----- RECORDS SHOWN -----
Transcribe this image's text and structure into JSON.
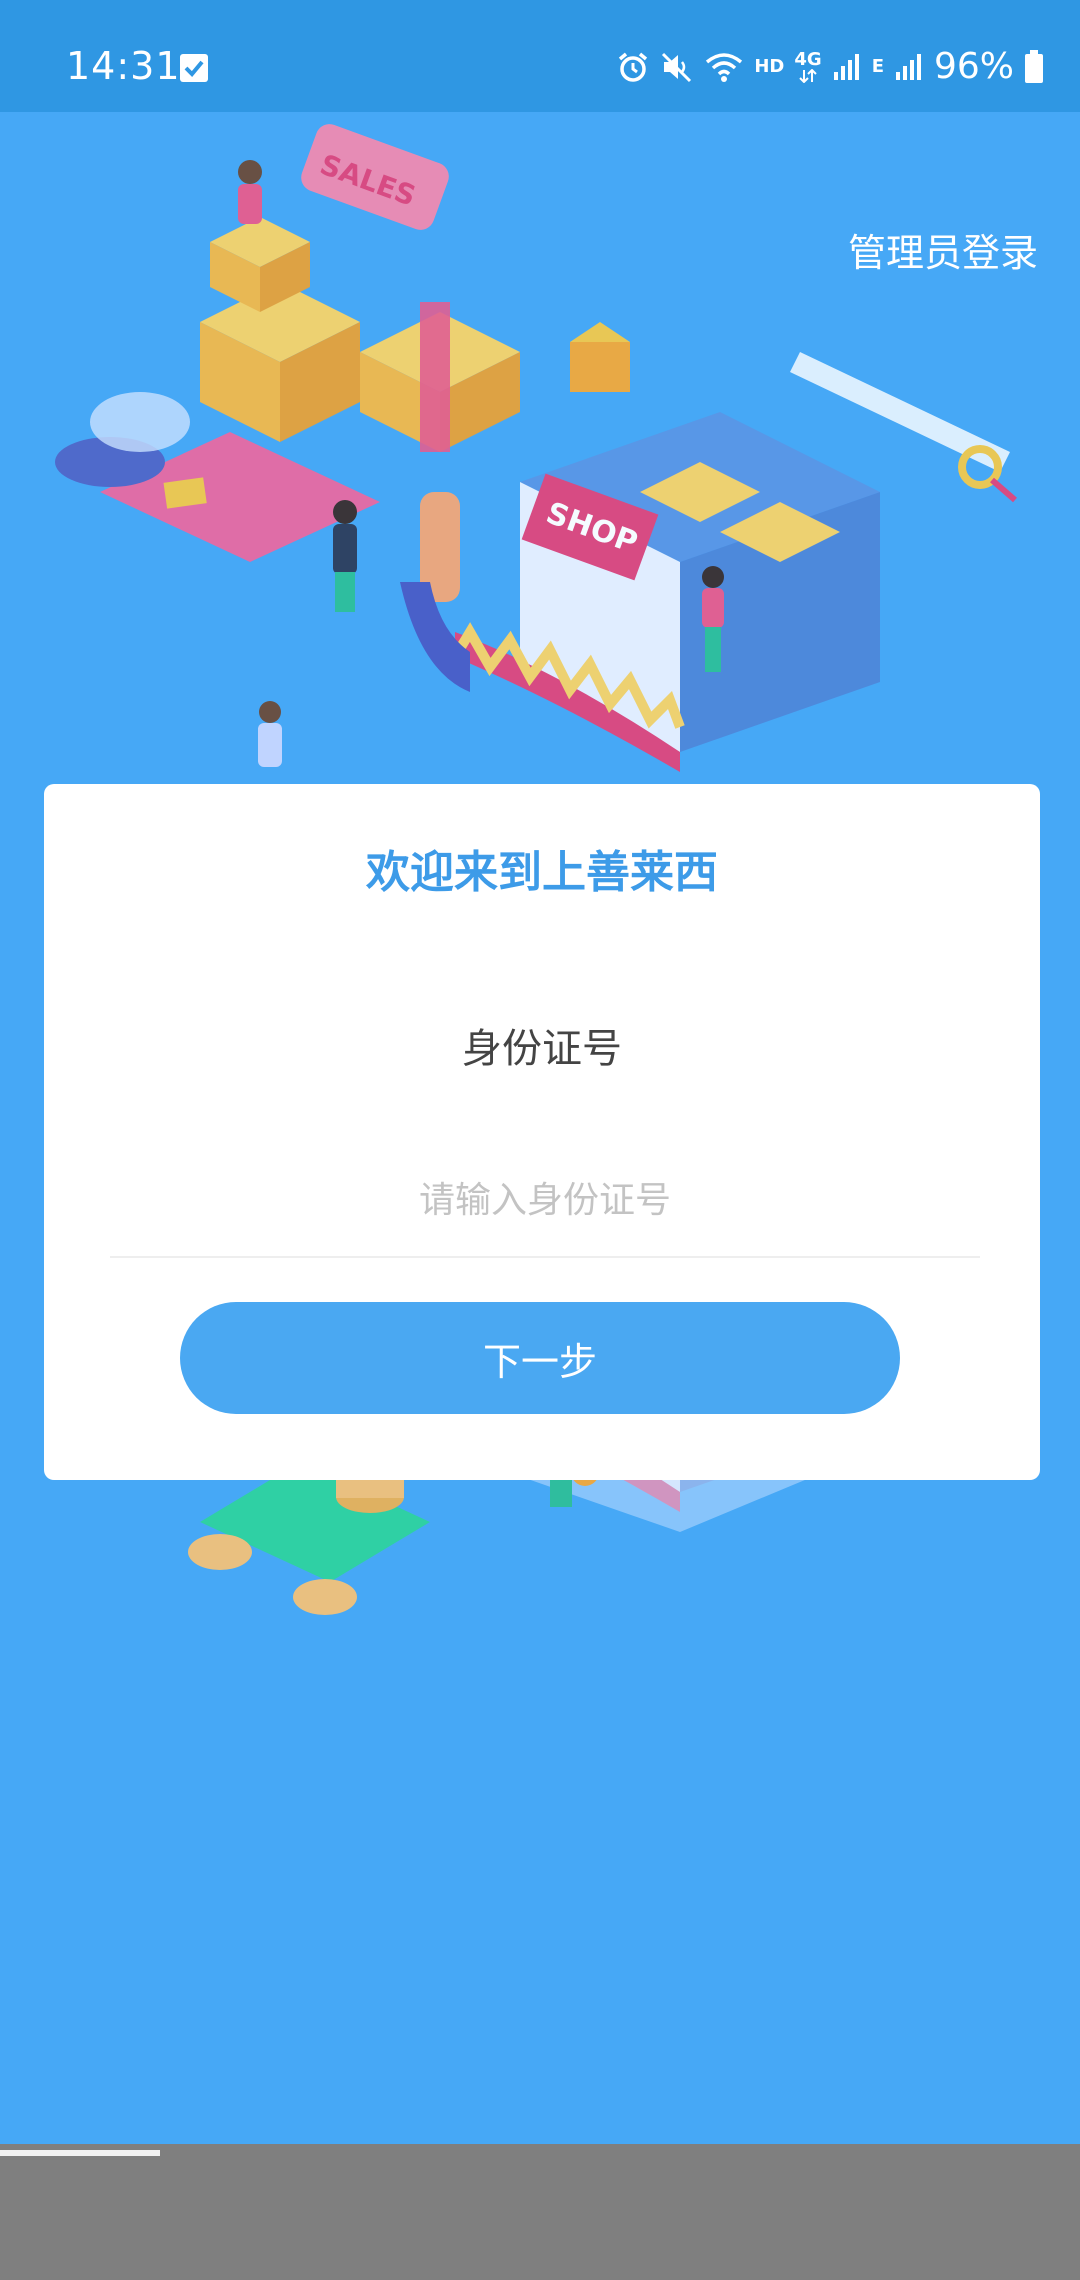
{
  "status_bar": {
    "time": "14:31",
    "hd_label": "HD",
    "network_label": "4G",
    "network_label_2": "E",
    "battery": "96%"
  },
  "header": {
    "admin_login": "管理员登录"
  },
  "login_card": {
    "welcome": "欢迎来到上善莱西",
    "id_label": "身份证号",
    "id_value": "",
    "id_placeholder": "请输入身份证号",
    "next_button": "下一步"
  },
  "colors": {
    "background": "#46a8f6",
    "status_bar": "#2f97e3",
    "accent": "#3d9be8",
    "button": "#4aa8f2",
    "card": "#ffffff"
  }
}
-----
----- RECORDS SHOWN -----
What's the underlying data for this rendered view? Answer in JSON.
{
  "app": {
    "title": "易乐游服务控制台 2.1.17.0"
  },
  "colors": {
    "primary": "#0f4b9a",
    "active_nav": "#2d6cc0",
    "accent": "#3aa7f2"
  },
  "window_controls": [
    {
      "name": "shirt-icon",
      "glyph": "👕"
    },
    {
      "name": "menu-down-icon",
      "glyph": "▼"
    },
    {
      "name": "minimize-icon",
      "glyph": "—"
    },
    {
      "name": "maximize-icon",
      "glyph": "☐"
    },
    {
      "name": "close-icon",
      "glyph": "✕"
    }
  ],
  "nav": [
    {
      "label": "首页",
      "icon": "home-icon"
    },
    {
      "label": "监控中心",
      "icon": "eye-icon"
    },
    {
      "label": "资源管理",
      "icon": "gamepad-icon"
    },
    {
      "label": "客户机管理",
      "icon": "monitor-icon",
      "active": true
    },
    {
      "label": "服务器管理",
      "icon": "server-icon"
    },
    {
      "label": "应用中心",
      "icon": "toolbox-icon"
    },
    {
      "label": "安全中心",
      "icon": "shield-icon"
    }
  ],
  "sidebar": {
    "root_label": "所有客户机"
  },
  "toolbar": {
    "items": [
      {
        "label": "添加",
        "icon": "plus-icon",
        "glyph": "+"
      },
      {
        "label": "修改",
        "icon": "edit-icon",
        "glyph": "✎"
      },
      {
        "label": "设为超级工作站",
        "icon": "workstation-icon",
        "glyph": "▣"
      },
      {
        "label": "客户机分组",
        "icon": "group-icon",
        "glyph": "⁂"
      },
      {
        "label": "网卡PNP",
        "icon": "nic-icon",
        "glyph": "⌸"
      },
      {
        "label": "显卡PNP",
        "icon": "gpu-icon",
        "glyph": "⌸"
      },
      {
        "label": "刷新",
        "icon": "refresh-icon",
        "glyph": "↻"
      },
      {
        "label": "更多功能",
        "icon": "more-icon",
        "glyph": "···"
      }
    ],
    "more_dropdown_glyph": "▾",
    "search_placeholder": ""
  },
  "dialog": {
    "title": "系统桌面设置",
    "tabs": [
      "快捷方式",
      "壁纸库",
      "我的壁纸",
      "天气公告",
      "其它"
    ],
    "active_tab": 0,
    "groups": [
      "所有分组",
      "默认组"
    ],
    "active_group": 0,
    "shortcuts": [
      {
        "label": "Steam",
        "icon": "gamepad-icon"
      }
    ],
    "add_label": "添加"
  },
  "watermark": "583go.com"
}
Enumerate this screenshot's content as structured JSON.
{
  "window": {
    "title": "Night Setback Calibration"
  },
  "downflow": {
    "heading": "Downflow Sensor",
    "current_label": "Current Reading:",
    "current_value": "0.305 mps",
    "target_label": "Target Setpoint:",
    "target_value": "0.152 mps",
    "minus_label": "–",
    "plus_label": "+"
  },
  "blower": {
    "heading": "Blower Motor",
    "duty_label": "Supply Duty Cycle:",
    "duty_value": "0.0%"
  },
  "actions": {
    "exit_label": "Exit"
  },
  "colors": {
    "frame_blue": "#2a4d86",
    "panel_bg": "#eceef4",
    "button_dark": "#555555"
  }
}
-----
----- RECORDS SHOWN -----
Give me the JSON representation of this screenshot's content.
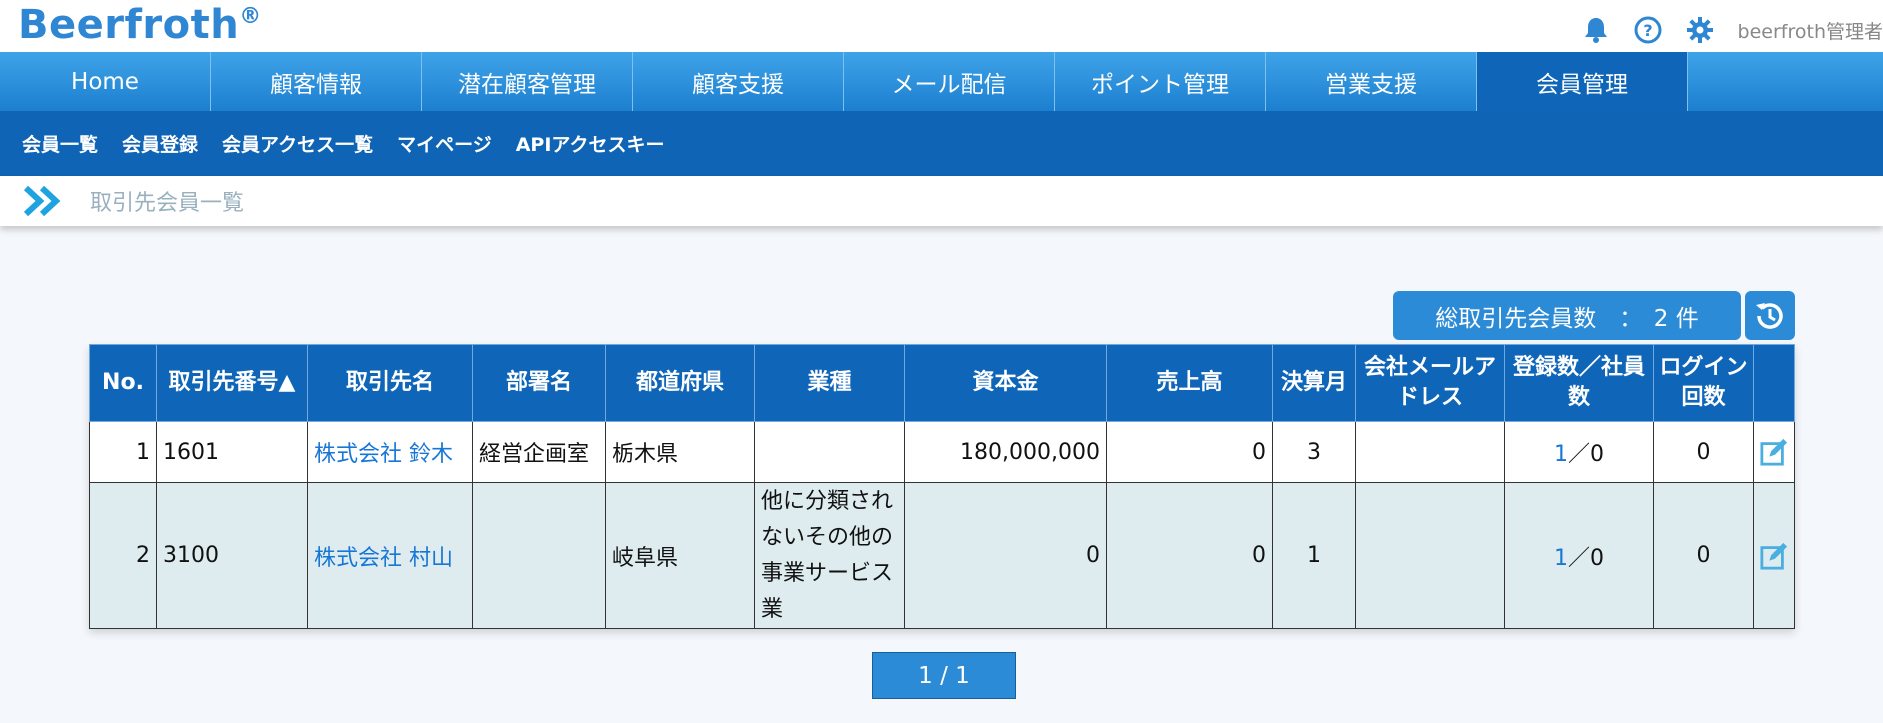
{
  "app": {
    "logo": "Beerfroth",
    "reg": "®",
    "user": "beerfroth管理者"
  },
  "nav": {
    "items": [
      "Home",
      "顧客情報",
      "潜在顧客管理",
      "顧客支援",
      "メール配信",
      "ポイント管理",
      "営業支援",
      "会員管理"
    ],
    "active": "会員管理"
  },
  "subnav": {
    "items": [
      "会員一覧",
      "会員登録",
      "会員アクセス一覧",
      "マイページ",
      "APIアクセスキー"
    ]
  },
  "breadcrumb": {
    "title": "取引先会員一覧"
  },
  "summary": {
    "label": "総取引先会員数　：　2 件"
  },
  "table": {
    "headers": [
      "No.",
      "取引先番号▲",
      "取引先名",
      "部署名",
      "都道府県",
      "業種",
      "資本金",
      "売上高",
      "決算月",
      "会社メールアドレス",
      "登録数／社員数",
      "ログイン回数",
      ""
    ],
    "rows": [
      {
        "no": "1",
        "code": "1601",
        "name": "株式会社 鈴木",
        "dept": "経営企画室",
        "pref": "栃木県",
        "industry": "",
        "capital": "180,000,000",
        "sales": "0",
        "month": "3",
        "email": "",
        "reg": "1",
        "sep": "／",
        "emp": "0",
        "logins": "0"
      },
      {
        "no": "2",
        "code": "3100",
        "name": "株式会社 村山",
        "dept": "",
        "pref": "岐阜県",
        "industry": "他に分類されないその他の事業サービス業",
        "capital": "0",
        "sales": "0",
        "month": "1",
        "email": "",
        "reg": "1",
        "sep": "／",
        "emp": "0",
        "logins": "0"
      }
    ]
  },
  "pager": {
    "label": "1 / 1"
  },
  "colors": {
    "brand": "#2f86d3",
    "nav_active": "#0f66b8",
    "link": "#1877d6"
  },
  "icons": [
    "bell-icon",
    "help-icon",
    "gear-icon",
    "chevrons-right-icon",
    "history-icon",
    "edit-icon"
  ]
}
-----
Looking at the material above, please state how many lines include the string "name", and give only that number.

■ WRITTEN ANSWER ■
7